by the Past & Present editorial team
In response to the ongoing Covid-19 public health emergency, Past & Present worked with Prof. Sujit Sivasundaram (Gonville and Caius, Cambridge) to produce a piece exploring the very roots of the crisis, by exploring humans’ millenia long relationship with the pangolin. In doing so, the article has much to say about our complex and often fraught relationship with the natural world, other species and each other.
COVID-19 and the interspecies frontier
How our long history with pangolins reveals the preconditions of both the pandemic and environmental crisis.
“The origins of the COVID-19 pandemic go far beyond China and much further back than 2019. The long history of the current crisis lies in human interactions with animals, not least pangolins, in a variety of settings, including in Europe. This global, increasingly capitalised and geographically-evolving story is one historical context that has allowed the virus to jump across the species barrier.

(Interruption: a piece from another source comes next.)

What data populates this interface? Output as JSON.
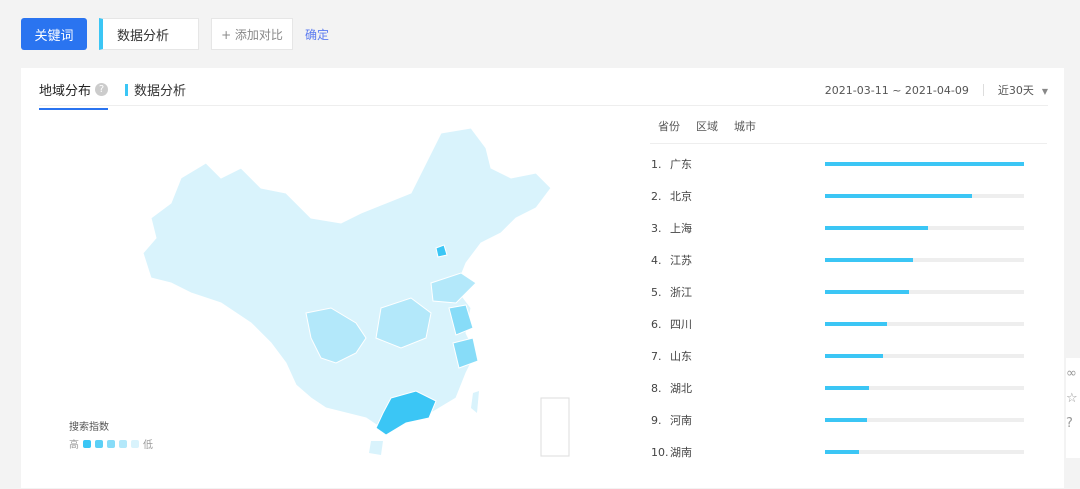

Zoonotic transfer occurs where relations between humans and animals have been unstable or where they are entering a new phase of contact. Such transfer is linked with the climate emergency because life on the planet is being radically changed by accelerating extinctions caused partly by humans entering biodiverse areas and using land in new ways. This is altering the interspecies frontier.
During the COVID-19 pandemic, historians have been asked to provide lessons from past epidemics to provide solace and cultural nourishment. The role of the historian is as critical as ever, but it does not lie primarily in ‘compare and contrast’ exercises. It is necessary to track the environmental past of the virus; it is urgent to understand the relationship between the planet’s illness and human illness. Such a history might include the intensifying structures of colonisation, capitalism and settlement as they impact interspecies relations.
Historians may also respond to the inequalities brought to light by the pandemic, by challenging the racialisation of differing human engagements with nature and animals. There is a global history of animal-human engagement that needs to be written in the light of COVID-19. This global history has set the preconditions for the pandemic and is revealing of the pathway to environmental crisis.”
A full, interactive, summary of Prof. Sivasundaram’s article has been produced by the University of Cambridge and can be read here. “The Human, the Animal and the Prehistory of Covid-19” will be online soon at our publishers Oxford University Press.